In conclusion, French bread encompasses a broader range of breads in the French tradition, while the baguette represents a specific type within that realm. Each showcases distinct characteristics in terms of shape, crust, texture, and flavor, catering to different preferences and culinary applications. Whether you savor the rustic allure of French bread or the slender elegance of a baguette, both undoubtedly contribute to the enchantment of French gastronomy.

Types of Baguette

Title: Baguette: Exploring the Kaleidoscope of Deliciousness

Amidst the vast culinary universe, few creations can match the enduring allure of the baguette. Hailing from the land of gastronomic wonders, France, this iconic bread has transcended borders to become a beloved staple across continents. Prepare to embark on a tantalizing journey through the myriad flavors and varieties the baguette has to offer.

1. Classic Baguette:
Let us start with the classic, a veritable masterpiece of simplicity. With its slender, elongated shape and crisp golden crust, the traditional baguette evokes nostalgia and elegance. Its soft, pillow-like interior beckons all who dare to savor its tender crumb. Pair it with salted butter and a dollop of artisanal jam, and you have a match made in heaven.

2. Rustic Sourdough Baguette:
For those who crave a deeper and more complex flavor profile, the rustic sourdough baguette is a choice that won't disappoint. Crafted with a natural fermentation process, this bread exhibits a tangy edge that tantalizes the taste buds. Each bite unleashes a symphony of earthy notes that transport your palate to the rolling French countryside.

3. Whole Wheat Baguette:
Embracing the trend of healthier eating, the whole wheat baguette marries the charm of the classic baguette with the nourishing goodness of whole grains. Its slightly nutty undertones and hearty texture are perfect for those seeking a wholesome yet indulgent treat. Slather it with hummus or layer it with fresh veggies for a guilt-free, gourmet sandwich.

4. Cheese-Stuffed Baguette:
For cheese enthusiasts who revel in the fusion of crispy bread and oozy delights, the cheese-stuffed baguette is an irresistible indulgence. Each bite reveals a decadent mix of melty cheese and crusty goodness, creating a party for your taste buds that is hard to resist. Be adventurous and experiment with different varieties of creamy camembert, tangy chèvre, or robust blue cheese for an explosion of flavors.

5. Sweet Baguette:
Yes, the baguette can even delight the sweet tooth among us. Embark on a journey to culinary paradise with the sweet baguette, a delightful treat embraced by confectioners and epicureans alike. Filled with scrumptious surprises like chocolate, custard, or fruit compote, this ambrosial creation brings together the enchantment of desserts and the charm of traditional bread.

Infinite in its versatility, the baguette enthralls us with its many forms.
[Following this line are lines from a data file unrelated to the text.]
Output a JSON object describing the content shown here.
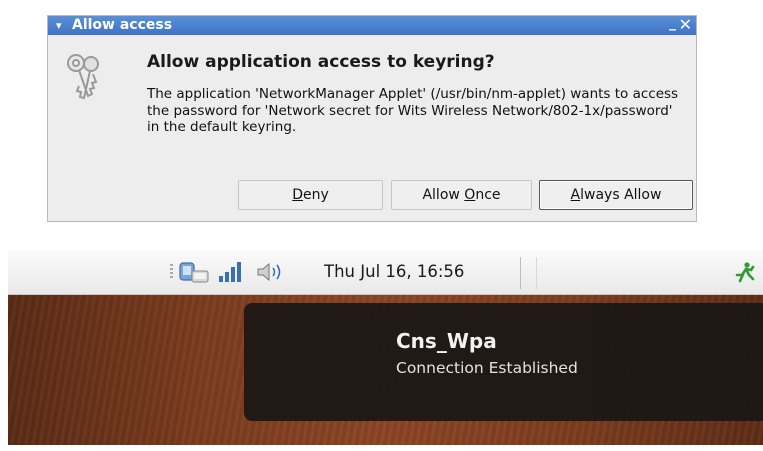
{
  "dialog": {
    "title": "Allow access",
    "heading": "Allow application access to keyring?",
    "message": "The application 'NetworkManager Applet' (/usr/bin/nm-applet) wants to access the password for 'Network secret for Wits Wireless Network/802-1x/password' in the default keyring.",
    "buttons": {
      "deny_mnemonic": "D",
      "deny_rest": "eny",
      "once_prefix": "Allow ",
      "once_mnemonic": "O",
      "once_rest": "nce",
      "always_mnemonic": "A",
      "always_rest": "lways Allow"
    },
    "minimize_glyph": "_",
    "close_glyph": "✕",
    "menu_glyph": "▾"
  },
  "panel": {
    "clock": "Thu Jul 16, 16:56",
    "icons": [
      "network-manager-icon",
      "wireless-signal-icon",
      "volume-icon",
      "running-man-icon"
    ]
  },
  "notification": {
    "title": "Cns_Wpa",
    "body": "Connection Established"
  },
  "colors": {
    "titlebar": "#4a80cf",
    "dialog_bg": "#ededed",
    "notify_bg": "#1c1816",
    "desktop": "#7a3b1d"
  }
}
Whether you crave the simplicity of a classic baguette, the complex tang of a sourdough variation, or the indulgence of a cheese-stuffed rendition, there is a baguette to suit every palate. Celebrate the magic of this French masterpiece and embark on your own baguette exploration, one mouthwatering bite at a time.